*What is required*
Search the material below for the string "Invoice". Return every line that holds it.

*Exercise materials*
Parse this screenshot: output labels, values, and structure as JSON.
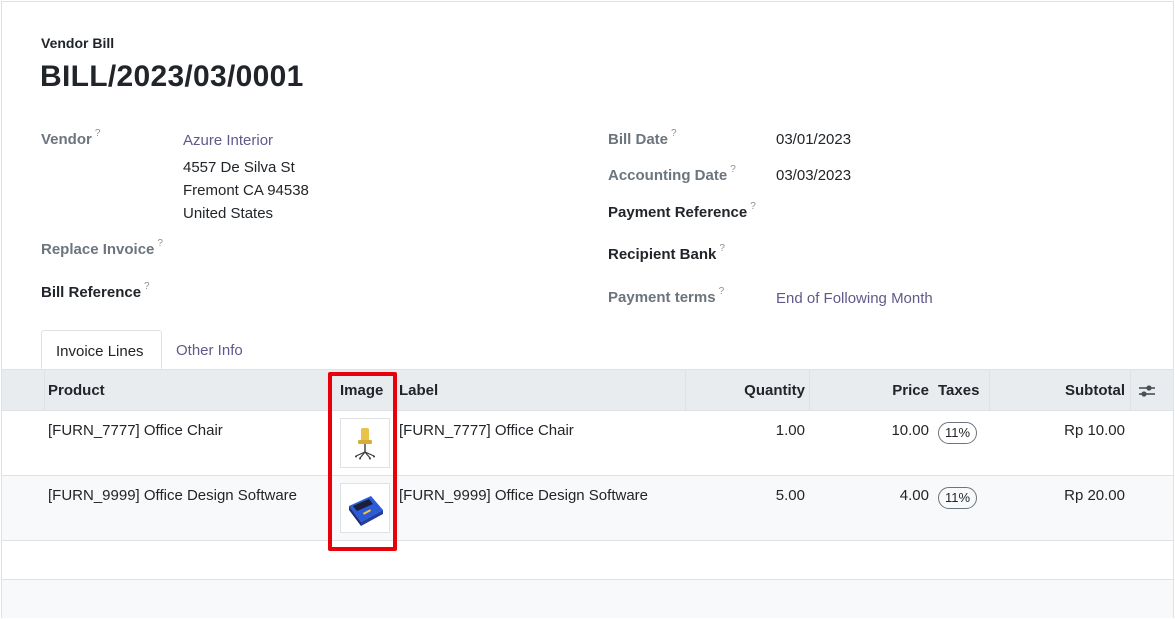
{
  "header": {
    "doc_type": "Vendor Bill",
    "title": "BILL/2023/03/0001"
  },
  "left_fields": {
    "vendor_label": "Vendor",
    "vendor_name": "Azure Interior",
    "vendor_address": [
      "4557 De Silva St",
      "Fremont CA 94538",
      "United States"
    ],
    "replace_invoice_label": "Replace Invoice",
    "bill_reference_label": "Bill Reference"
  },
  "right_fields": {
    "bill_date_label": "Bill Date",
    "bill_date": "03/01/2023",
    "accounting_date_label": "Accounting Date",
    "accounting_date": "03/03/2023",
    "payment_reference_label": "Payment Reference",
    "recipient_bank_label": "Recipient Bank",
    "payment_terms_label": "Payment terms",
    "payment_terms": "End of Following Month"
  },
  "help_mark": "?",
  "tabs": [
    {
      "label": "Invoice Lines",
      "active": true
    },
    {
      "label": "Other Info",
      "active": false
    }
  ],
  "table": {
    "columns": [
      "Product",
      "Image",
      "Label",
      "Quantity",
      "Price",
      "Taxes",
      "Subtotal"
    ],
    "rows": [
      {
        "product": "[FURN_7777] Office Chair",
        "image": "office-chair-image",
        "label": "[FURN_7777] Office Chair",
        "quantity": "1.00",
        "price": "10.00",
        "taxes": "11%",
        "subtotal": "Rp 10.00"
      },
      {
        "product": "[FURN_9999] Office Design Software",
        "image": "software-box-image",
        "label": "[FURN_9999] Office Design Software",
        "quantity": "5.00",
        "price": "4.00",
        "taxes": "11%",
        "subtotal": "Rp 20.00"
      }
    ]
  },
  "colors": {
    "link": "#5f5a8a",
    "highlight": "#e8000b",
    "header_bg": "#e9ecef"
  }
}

*Answer to this exercise*
    "replace_invoice_label": "Replace Invoice",
      "label": "Invoice Lines",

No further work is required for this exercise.